### What is expected:
Some lines below may hold the string "true". Count them and give only the total.

### Available records:
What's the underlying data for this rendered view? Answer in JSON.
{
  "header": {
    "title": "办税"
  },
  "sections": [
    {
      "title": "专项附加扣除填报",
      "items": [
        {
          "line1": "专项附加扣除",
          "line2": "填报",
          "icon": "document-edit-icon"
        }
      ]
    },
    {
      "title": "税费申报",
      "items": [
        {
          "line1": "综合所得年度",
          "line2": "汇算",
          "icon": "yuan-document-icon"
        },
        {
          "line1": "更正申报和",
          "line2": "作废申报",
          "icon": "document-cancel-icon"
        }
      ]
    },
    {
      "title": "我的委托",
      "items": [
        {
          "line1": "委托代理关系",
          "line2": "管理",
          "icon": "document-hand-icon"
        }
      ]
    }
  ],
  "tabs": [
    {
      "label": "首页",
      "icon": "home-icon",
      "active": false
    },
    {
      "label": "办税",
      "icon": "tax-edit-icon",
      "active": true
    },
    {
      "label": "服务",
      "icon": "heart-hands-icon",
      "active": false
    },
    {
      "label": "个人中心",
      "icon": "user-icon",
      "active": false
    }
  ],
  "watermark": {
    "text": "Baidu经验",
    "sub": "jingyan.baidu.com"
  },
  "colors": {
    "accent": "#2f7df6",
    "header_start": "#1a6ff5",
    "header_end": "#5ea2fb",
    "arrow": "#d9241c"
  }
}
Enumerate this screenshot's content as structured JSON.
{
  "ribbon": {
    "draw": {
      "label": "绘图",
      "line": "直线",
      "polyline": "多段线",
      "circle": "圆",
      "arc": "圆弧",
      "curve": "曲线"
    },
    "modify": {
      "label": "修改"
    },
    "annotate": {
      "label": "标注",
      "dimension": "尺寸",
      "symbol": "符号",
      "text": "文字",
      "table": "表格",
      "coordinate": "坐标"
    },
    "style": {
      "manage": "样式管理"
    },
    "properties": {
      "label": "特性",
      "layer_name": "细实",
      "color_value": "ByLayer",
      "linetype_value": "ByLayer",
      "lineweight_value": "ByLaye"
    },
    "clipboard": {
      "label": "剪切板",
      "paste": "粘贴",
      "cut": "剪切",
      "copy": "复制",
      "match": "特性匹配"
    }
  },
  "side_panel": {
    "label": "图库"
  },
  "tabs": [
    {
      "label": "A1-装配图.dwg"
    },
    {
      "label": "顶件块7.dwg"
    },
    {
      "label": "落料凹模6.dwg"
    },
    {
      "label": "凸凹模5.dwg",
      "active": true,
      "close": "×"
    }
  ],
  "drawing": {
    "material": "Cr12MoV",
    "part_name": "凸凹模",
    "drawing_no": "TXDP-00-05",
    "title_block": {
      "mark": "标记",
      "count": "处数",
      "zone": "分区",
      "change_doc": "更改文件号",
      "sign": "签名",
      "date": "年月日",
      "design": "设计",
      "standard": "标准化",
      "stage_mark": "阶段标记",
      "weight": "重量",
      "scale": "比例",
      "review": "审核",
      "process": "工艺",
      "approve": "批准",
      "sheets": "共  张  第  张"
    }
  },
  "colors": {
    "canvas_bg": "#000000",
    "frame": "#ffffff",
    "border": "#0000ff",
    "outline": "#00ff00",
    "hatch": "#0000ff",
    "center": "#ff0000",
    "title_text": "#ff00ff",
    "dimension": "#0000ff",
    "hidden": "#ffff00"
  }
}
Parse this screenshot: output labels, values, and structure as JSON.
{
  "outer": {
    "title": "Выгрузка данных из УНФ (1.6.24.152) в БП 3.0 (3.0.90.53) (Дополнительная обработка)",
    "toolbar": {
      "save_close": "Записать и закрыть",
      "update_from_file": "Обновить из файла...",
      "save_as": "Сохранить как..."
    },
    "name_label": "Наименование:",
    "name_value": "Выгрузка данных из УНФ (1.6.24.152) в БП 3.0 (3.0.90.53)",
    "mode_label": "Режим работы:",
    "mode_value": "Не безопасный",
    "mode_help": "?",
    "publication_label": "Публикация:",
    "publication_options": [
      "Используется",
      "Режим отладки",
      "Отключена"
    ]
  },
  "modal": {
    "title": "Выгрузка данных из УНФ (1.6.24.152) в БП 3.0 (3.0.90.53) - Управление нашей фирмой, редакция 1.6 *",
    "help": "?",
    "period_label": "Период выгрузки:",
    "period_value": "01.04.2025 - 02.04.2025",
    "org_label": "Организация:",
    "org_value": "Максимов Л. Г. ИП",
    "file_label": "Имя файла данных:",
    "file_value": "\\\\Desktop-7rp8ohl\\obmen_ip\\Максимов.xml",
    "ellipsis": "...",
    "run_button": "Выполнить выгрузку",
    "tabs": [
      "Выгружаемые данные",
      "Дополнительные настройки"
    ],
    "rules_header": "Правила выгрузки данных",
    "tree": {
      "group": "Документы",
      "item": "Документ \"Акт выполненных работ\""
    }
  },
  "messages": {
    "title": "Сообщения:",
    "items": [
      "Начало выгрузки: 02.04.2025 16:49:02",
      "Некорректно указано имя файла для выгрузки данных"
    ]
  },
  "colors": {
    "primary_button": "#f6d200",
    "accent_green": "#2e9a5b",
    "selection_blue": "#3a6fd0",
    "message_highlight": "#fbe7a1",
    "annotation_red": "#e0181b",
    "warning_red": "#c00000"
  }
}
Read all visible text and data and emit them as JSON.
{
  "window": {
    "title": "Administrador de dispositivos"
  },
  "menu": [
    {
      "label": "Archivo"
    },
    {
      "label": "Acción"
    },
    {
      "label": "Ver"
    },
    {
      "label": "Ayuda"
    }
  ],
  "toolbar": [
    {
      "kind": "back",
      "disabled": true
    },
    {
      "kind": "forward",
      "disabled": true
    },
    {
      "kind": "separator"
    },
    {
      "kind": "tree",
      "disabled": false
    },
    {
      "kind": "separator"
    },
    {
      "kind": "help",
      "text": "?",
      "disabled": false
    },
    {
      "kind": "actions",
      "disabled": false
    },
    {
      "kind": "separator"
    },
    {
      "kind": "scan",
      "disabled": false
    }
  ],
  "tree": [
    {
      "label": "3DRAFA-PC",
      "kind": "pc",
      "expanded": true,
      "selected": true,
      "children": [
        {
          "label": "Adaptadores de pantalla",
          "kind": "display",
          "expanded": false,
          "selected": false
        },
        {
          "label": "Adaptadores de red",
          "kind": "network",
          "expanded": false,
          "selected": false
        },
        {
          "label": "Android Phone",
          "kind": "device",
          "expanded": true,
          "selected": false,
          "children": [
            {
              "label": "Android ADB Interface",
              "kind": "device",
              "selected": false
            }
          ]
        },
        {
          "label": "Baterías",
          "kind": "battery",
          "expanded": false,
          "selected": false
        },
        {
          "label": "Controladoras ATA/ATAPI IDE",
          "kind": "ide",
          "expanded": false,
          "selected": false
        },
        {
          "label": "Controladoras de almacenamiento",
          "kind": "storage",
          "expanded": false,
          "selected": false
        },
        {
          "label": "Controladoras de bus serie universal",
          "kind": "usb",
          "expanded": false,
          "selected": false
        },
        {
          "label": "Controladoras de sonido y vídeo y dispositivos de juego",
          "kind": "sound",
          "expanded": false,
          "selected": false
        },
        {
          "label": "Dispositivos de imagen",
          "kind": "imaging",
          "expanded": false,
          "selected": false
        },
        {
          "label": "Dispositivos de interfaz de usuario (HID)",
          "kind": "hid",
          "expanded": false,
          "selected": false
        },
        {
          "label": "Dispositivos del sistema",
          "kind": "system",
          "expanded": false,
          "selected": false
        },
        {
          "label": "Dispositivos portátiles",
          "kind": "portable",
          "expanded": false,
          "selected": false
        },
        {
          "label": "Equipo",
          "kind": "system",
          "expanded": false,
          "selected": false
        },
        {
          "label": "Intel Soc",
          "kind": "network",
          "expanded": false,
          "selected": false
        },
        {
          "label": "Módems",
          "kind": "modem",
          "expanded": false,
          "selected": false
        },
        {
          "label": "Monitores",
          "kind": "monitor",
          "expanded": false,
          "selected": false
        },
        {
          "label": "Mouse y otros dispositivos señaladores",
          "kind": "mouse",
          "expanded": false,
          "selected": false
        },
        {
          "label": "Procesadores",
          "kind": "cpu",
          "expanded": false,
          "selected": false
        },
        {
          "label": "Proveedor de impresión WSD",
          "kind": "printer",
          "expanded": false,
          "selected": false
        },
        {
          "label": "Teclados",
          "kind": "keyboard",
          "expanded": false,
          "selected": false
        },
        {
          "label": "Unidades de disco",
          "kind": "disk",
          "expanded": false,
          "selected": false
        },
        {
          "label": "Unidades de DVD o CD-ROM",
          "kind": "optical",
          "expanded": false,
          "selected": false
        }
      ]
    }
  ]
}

### Expected answer:
7